==== Study material ====

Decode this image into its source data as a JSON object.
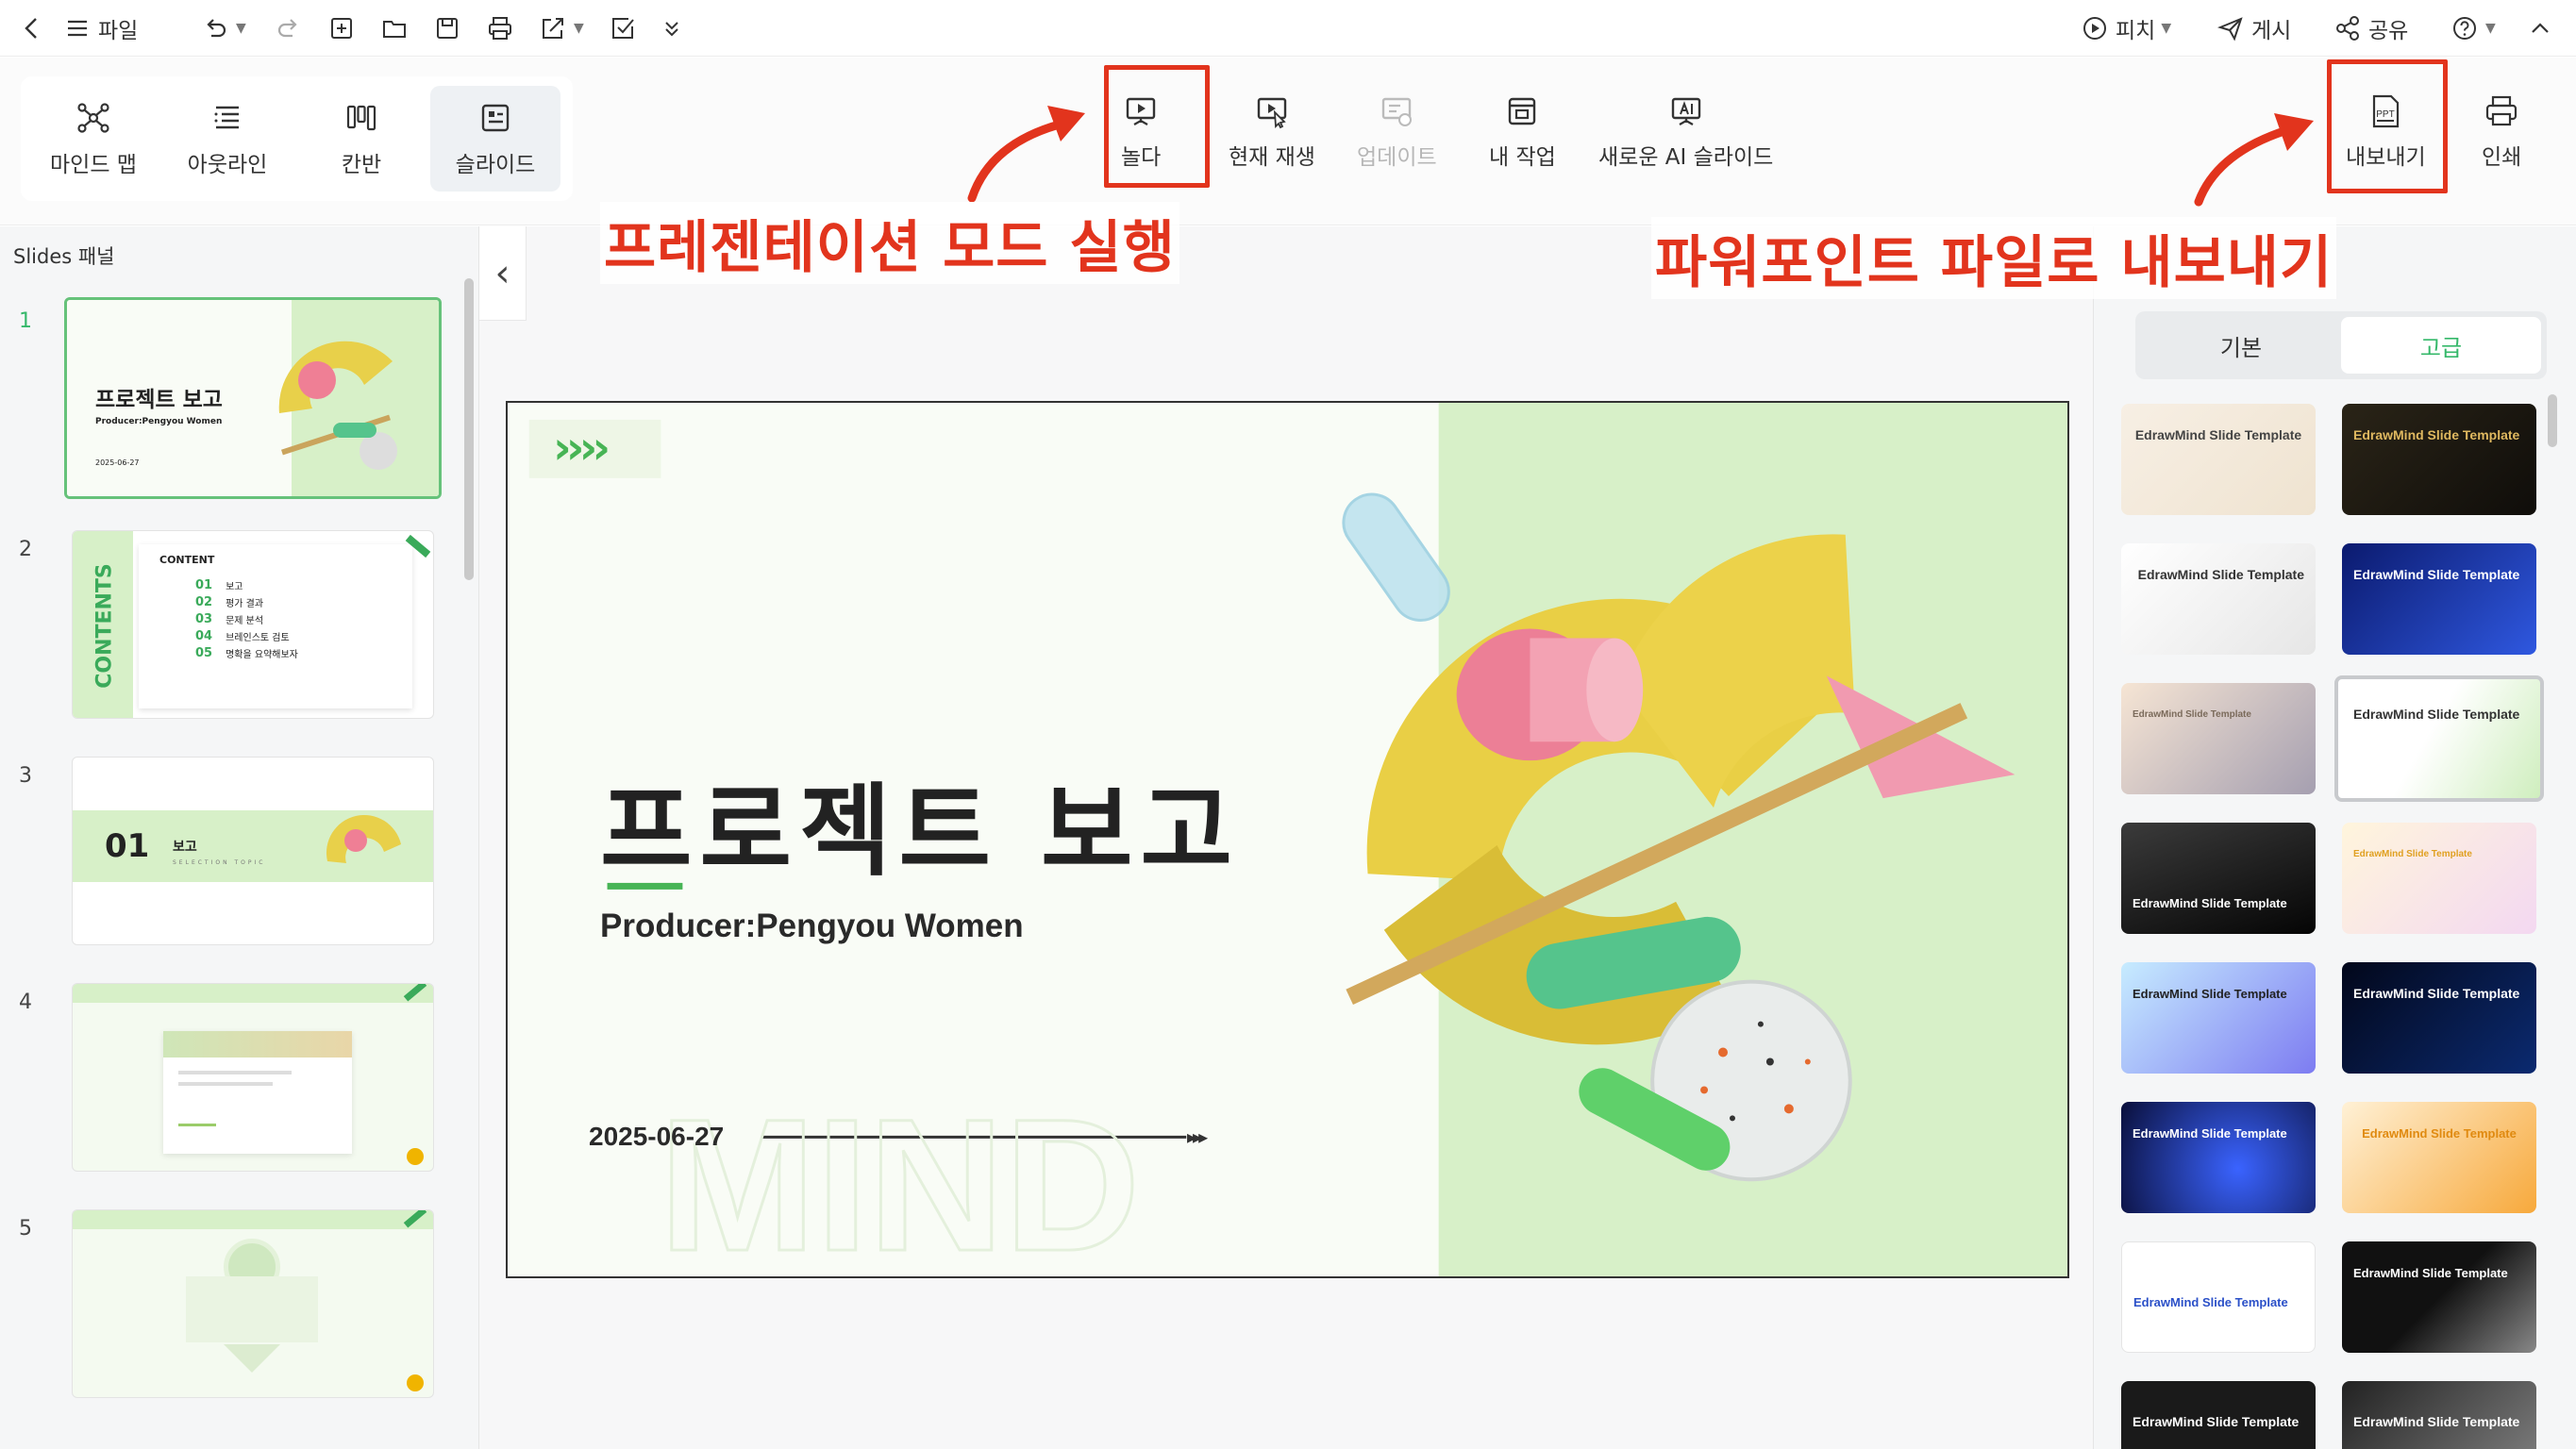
{
  "topbar": {
    "file_label": "파일",
    "pitch_label": "피치",
    "publish_label": "게시",
    "share_label": "공유"
  },
  "views": {
    "mindmap": "마인드 맵",
    "outline": "아웃라인",
    "kanban": "칸반",
    "slides": "슬라이드"
  },
  "tools": {
    "play": "놀다",
    "play_current": "현재 재생",
    "update": "업데이트",
    "my_work": "내 작업",
    "ai_slides": "새로운 AI 슬라이드",
    "export": "내보내기",
    "print": "인쇄"
  },
  "annotations": {
    "presentation": "프레젠테이션 모드 실행",
    "export_ppt": "파워포인트 파일로 내보내기"
  },
  "left_panel": {
    "title": "Slides 패널",
    "numbers": [
      "1",
      "2",
      "3",
      "4",
      "5"
    ]
  },
  "thumbs": {
    "t1_title": "프로젝트 보고",
    "t1_sub": "Producer:Pengyou Women",
    "t1_date": "2025-06-27",
    "t2_vertical": "CONTENTS",
    "t2_header": "CONTENT",
    "t2_items": [
      {
        "num": "01",
        "text": "보고"
      },
      {
        "num": "02",
        "text": "평가 결과"
      },
      {
        "num": "03",
        "text": "문제 분석"
      },
      {
        "num": "04",
        "text": "브레인스토 검토"
      },
      {
        "num": "05",
        "text": "명확을 요약해보자"
      }
    ],
    "t3_num": "01",
    "t3_title": "보고",
    "t3_sub": "SELECTION TOPIC"
  },
  "slide": {
    "chevrons": "››››",
    "title": "프로젝트 보고",
    "producer": "Producer:Pengyou Women",
    "date": "2025-06-27",
    "watermark": "MIND"
  },
  "right_panel": {
    "tab_basic": "기본",
    "tab_advanced": "고급",
    "tpl_title": "EdrawMind Slide Template"
  },
  "colors": {
    "accent_green": "#35b86a",
    "annotation_red": "#e2341d",
    "slide_green": "#d7f0c8"
  }
}
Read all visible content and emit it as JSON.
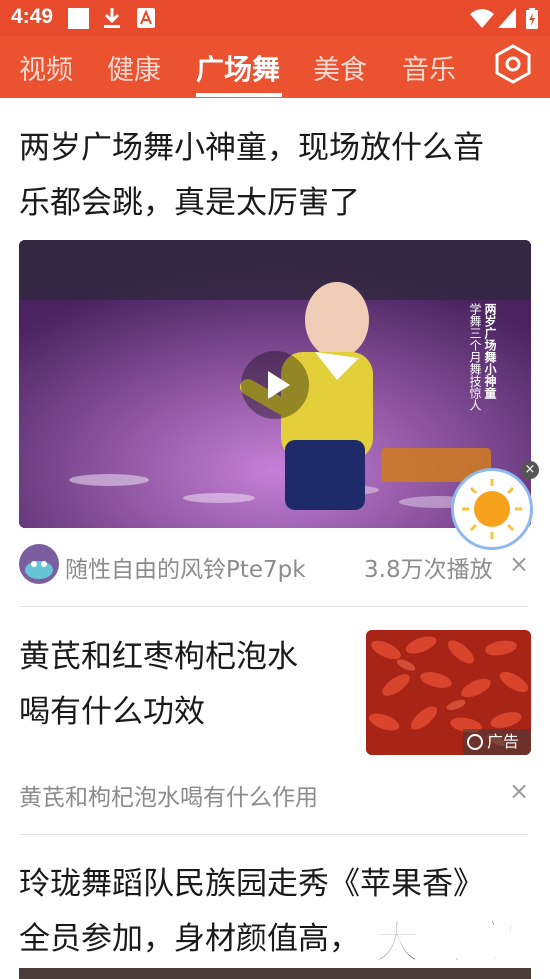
{
  "status_bar": {
    "time": "4:49"
  },
  "tabs": [
    {
      "label": "视频",
      "active": false
    },
    {
      "label": "健康",
      "active": false
    },
    {
      "label": "广场舞",
      "active": true
    },
    {
      "label": "美食",
      "active": false
    },
    {
      "label": "音乐",
      "active": false
    }
  ],
  "colors": {
    "header": "#e84a2c",
    "accent_text": "#ffffff"
  },
  "feed": {
    "item1": {
      "title_line1": "两岁广场舞小神童，现场放什么音",
      "title_line2": "乐都会跳，真是太厉害了",
      "video_caption_col1": "两岁广场舞小神童",
      "video_caption_col2": "学舞三个月舞技惊人",
      "author": "随性自由的风铃Pte7pk",
      "plays": "3.8万次播放"
    },
    "item2": {
      "title_line1": "黄芪和红枣枸杞泡水",
      "title_line2": "喝有什么功效",
      "ad_label": "广告",
      "subtitle": "黄芪和枸杞泡水喝有什么作用"
    },
    "item3": {
      "title_line1": "玲珑舞蹈队民族园走秀《苹果香》",
      "title_line2": "全员参加，身材颜值高，",
      "watermark": "大玩家"
    }
  }
}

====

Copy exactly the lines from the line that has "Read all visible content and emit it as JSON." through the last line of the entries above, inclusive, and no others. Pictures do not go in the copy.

> **Written solution**:
Read all visible content and emit it as JSON.
{
  "status_bar": {
    "time": "4:49"
  },
  "tabs": [
    {
      "label": "视频",
      "active": false
    },
    {
      "label": "健康",
      "active": false
    },
    {
      "label": "广场舞",
      "active": true
    },
    {
      "label": "美食",
      "active": false
    },
    {
      "label": "音乐",
      "active": false
    }
  ],
  "colors": {
    "header": "#e84a2c",
    "accent_text": "#ffffff"
  },
  "feed": {
    "item1": {
      "title_line1": "两岁广场舞小神童，现场放什么音",
      "title_line2": "乐都会跳，真是太厉害了",
      "video_caption_col1": "两岁广场舞小神童",
      "video_caption_col2": "学舞三个月舞技惊人",
      "author": "随性自由的风铃Pte7pk",
      "plays": "3.8万次播放"
    },
    "item2": {
      "title_line1": "黄芪和红枣枸杞泡水",
      "title_line2": "喝有什么功效",
      "ad_label": "广告",
      "subtitle": "黄芪和枸杞泡水喝有什么作用"
    },
    "item3": {
      "title_line1": "玲珑舞蹈队民族园走秀《苹果香》",
      "title_line2": "全员参加，身材颜值高，",
      "watermark": "大玩家"
    }
  }
}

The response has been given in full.